The difference in water temperature (and thus water density) also prevents re-supply of oxygen to the bottom layer (hypolimnion). The thermocline (or metalimnion) separates the top and bottom layer and is usually a thin but distinct layer where where temperature changes more rapidly with depth than it does in the layers above or below.
The difference in water temperature (and thus water density) also prevents re-supply of oxygen to the bottom layer (hypolimnion). Organic matter decay and other processes at the lake bed use up oxygen. Therefore, during periods of stratification, reduced oxygen in the bottom waters can result in stress on aquatic species such as freshwater mussels (kākahi), kōura (freshwater crayfish) or fish. It can also cause a release of nutrients that are stored in lake-bed sediments. This process called internal loading can increase the potential for nutrient enrichment and production of algae in the lake.
As winter approaches, the temperature of the surface water will drop. When the density of the cooling surface water is similar to the density of the deep water, the different layers start to mix (a process known as ‘overturn’) This process is often aided by wind, inflow floods and/or other processes (e.g., currents) that agitate the water.
The length and stability of stratification has major effects on lake ecology through determining the availability of light, nutrients and oxygen to organisms. An increase in the stability and duration of stratification in lakes has been observed across New Zealand lakes in recent decades (Verburg et al., 2010).
Lake stratification and potential ecosystem impacts of prolonged stratification events (adapted from MfE & Stats NZ (2020)).
Where do I find more information?
Burns, N., G. Bryers, & E. Bowman 2000. Protocol for monitoring the trophic status of New Zealand lakes and reservoirs. Prepared for NZ Ministry for the Environment. Lakes Consulting Ltd. 190 p.
Clayton J., Edwards, T. A method for monitoring ecological condition in New Zealand lakes. LakeSPI. User manual Version 2. National Institute of Water & Atmospheric Research Ltd. CRBV062
Jolly V.H. & J.M.A Brown 1975. New Zealand Lakes. Auckland University Press, New Zealand. 388p.
Lowe, D.J. & J.D. Green 1992. Lakes. In: Soons, J.M. & Selby, M.J. (eds.), Landforms of New Zealand. Longman Paul, Auckland.
Madden, C., K. Goodin, B. Allee, M. Finkbeiner, & D. Bamford 2008. Coastal and Marine Ecological Classification Standard. NOAA and Nature-Serve. 77p.

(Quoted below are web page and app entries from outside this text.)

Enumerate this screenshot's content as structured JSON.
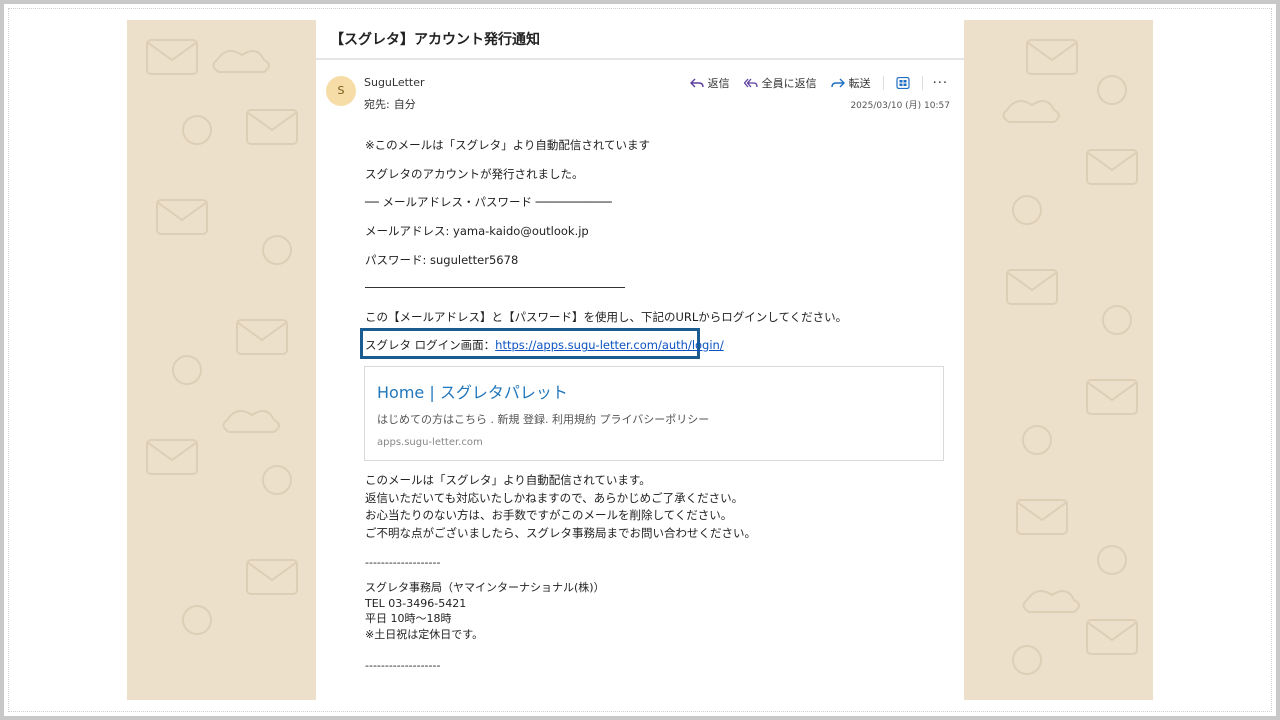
{
  "email": {
    "subject": "【スグレタ】アカウント発行通知",
    "sender_initial": "S",
    "sender_name": "SuguLetter",
    "recipient_label": "宛先:",
    "recipient_name": "自分",
    "date": "2025/03/10 (月) 10:57"
  },
  "actions": {
    "reply": "返信",
    "reply_all": "全員に返信",
    "forward": "転送",
    "more": "···"
  },
  "body": {
    "line1": "※このメールは「スグレタ」より自動配信されています",
    "line2": "スグレタのアカウントが発行されました。",
    "line3": "── メールアドレス・パスワード ───────────",
    "email_line": "メールアドレス: yama-kaido@outlook.jp",
    "password_line": "パスワード: suguletter5678",
    "instruction": "この【メールアドレス】と【パスワード】を使用し、下記のURLからログインしてください。",
    "login_label": "スグレタ ログイン画面：",
    "login_url": "https://apps.sugu-letter.com/auth/login/"
  },
  "preview_card": {
    "title": "Home | スグレタパレット",
    "description": "はじめての方はこちら . 新規 登録. 利用規約 プライバシーポリシー",
    "domain": "apps.sugu-letter.com"
  },
  "notice": {
    "l1": "このメールは「スグレタ」より自動配信されています。",
    "l2": "返信いただいても対応いたしかねますので、あらかじめご了承ください。",
    "l3": "お心当たりのない方は、お手数ですがこのメールを削除してください。",
    "l4": "ご不明な点がございましたら、スグレタ事務局までお問い合わせください。"
  },
  "signature": {
    "dashes_top": "-------------------",
    "org": "スグレタ事務局（ヤマインターナショナル(株)）",
    "tel": "TEL 03-3496-5421",
    "hours": "平日 10時～18時",
    "holiday": "※土日祝は定休日です。",
    "dashes_bottom": "-------------------"
  },
  "colors": {
    "accent_border": "#1a5c8f",
    "link": "#0b53c2",
    "background_pattern": "#ece0cb",
    "avatar": "#f6dca6"
  }
}
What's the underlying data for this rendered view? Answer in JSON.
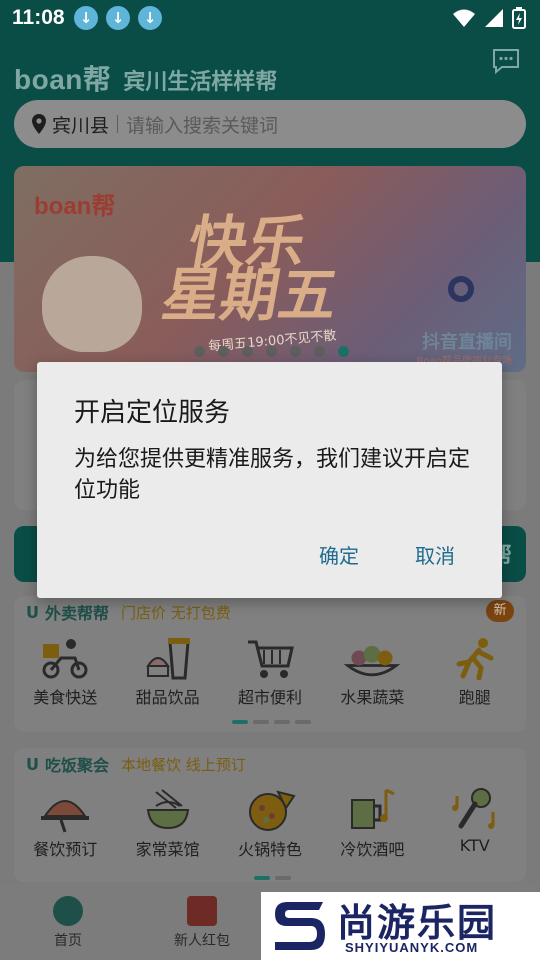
{
  "status_bar": {
    "time": "11:08",
    "download_count": 3
  },
  "header": {
    "brand_logo": "boan帮",
    "brand_tagline": "宾川生活样样帮",
    "message_icon": "message-icon"
  },
  "search": {
    "location": "宾川县",
    "placeholder": "请输入搜索关键词"
  },
  "banner": {
    "logo": "boan帮",
    "title_line1": "快乐",
    "title_line2": "星期五",
    "subtitle": "每周五19:00不见不散",
    "live_text": "抖音直播间",
    "live_sub": "Boan帮品牌福利专场",
    "dot_count": 7,
    "active_dot": 6
  },
  "peek_bar_char": "帮",
  "waimai": {
    "title": "外卖帮帮",
    "subtitle": "门店价 无打包费",
    "badge": "新",
    "items": [
      {
        "label": "美食快送",
        "icon": "scooter-icon"
      },
      {
        "label": "甜品饮品",
        "icon": "drink-icon"
      },
      {
        "label": "超市便利",
        "icon": "cart-icon"
      },
      {
        "label": "水果蔬菜",
        "icon": "fruit-icon"
      },
      {
        "label": "跑腿",
        "icon": "runner-icon"
      }
    ]
  },
  "dining": {
    "title": "吃饭聚会",
    "subtitle": "本地餐饮 线上预订",
    "items": [
      {
        "label": "餐饮预订",
        "icon": "dish-icon"
      },
      {
        "label": "家常菜馆",
        "icon": "noodle-icon"
      },
      {
        "label": "火锅特色",
        "icon": "pizza-icon"
      },
      {
        "label": "冷饮酒吧",
        "icon": "beer-icon"
      },
      {
        "label": "KTV",
        "icon": "microphone-icon"
      }
    ]
  },
  "tabbar": {
    "home": "首页",
    "redpacket": "新人红包"
  },
  "watermark": {
    "cn": "尚游乐园",
    "en": "SHYIYUANYK.COM"
  },
  "dialog": {
    "title": "开启定位服务",
    "message": "为给您提供更精准服务，我们建议开启定位功能",
    "confirm": "确定",
    "cancel": "取消"
  },
  "colors": {
    "header_green": "#0a4d47",
    "accent_blue": "#1f6b8f",
    "dim_overlay": "#7c7c7c"
  }
}
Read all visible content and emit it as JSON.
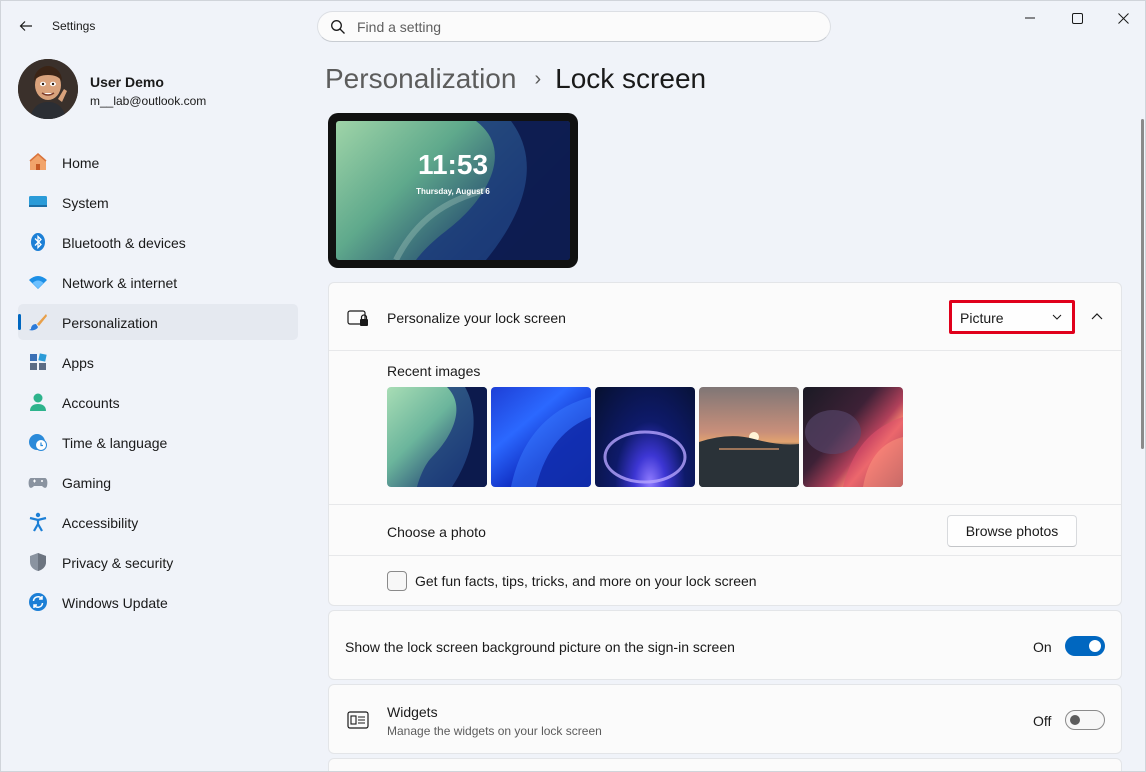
{
  "window": {
    "title": "Settings"
  },
  "search": {
    "placeholder": "Find a setting"
  },
  "user": {
    "name": "User Demo",
    "email": "m__lab@outlook.com"
  },
  "nav": {
    "items": [
      {
        "label": "Home",
        "icon": "home-icon"
      },
      {
        "label": "System",
        "icon": "system-icon"
      },
      {
        "label": "Bluetooth & devices",
        "icon": "bluetooth-icon"
      },
      {
        "label": "Network & internet",
        "icon": "wifi-icon"
      },
      {
        "label": "Personalization",
        "icon": "brush-icon",
        "active": true
      },
      {
        "label": "Apps",
        "icon": "apps-icon"
      },
      {
        "label": "Accounts",
        "icon": "accounts-icon"
      },
      {
        "label": "Time & language",
        "icon": "clock-globe-icon"
      },
      {
        "label": "Gaming",
        "icon": "gamepad-icon"
      },
      {
        "label": "Accessibility",
        "icon": "accessibility-icon"
      },
      {
        "label": "Privacy & security",
        "icon": "shield-icon"
      },
      {
        "label": "Windows Update",
        "icon": "update-icon"
      }
    ]
  },
  "breadcrumb": {
    "parent": "Personalization",
    "separator": "›",
    "current": "Lock screen"
  },
  "preview": {
    "time": "11:53",
    "date": "Thursday, August 6"
  },
  "lock": {
    "personalize_label": "Personalize your lock screen",
    "dropdown_value": "Picture",
    "recent_label": "Recent images",
    "choose_label": "Choose a photo",
    "browse_label": "Browse photos",
    "fun_facts_label": "Get fun facts, tips, tricks, and more on your lock screen",
    "fun_facts_checked": false
  },
  "signin": {
    "label": "Show the lock screen background picture on the sign-in screen",
    "state": "On"
  },
  "widgets": {
    "title": "Widgets",
    "subtitle": "Manage the widgets on your lock screen",
    "state": "Off"
  },
  "colors": {
    "accent": "#0067c0",
    "highlight": "#e0001b"
  }
}
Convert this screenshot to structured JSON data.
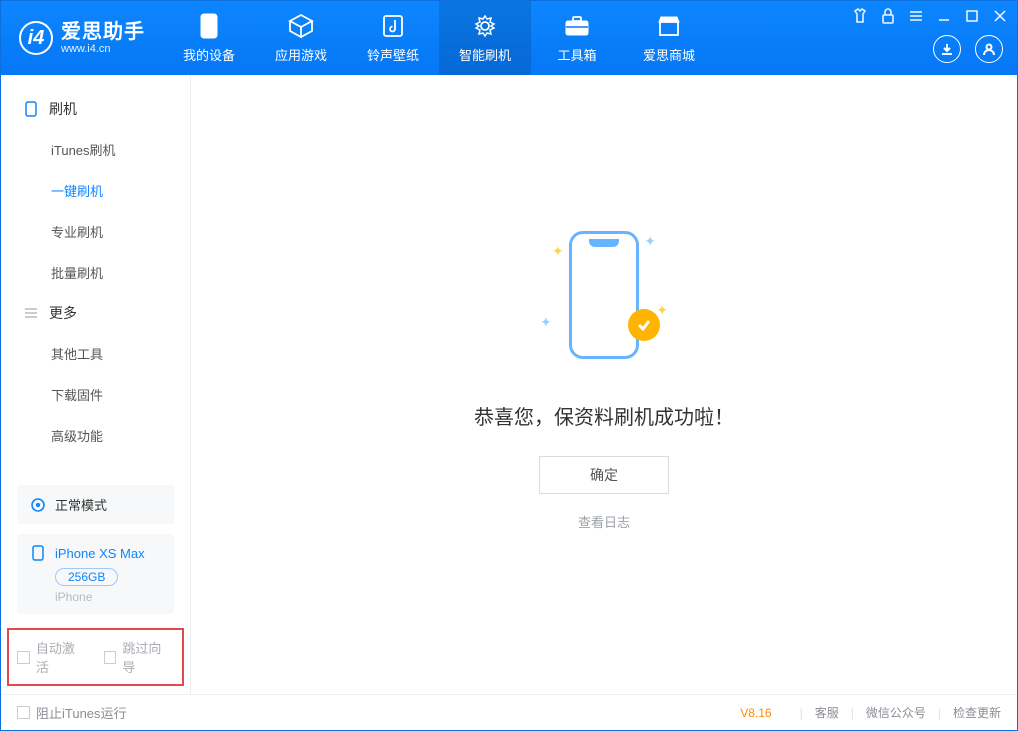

Verburg, P., Hamill, K., Unwin, M., & Abell, J. 2010. Lake water quality in New Zealand 2010: Status and trends. NIWA Client report for the Ministry for the Environment. NIWA Client report number: HAM2010-107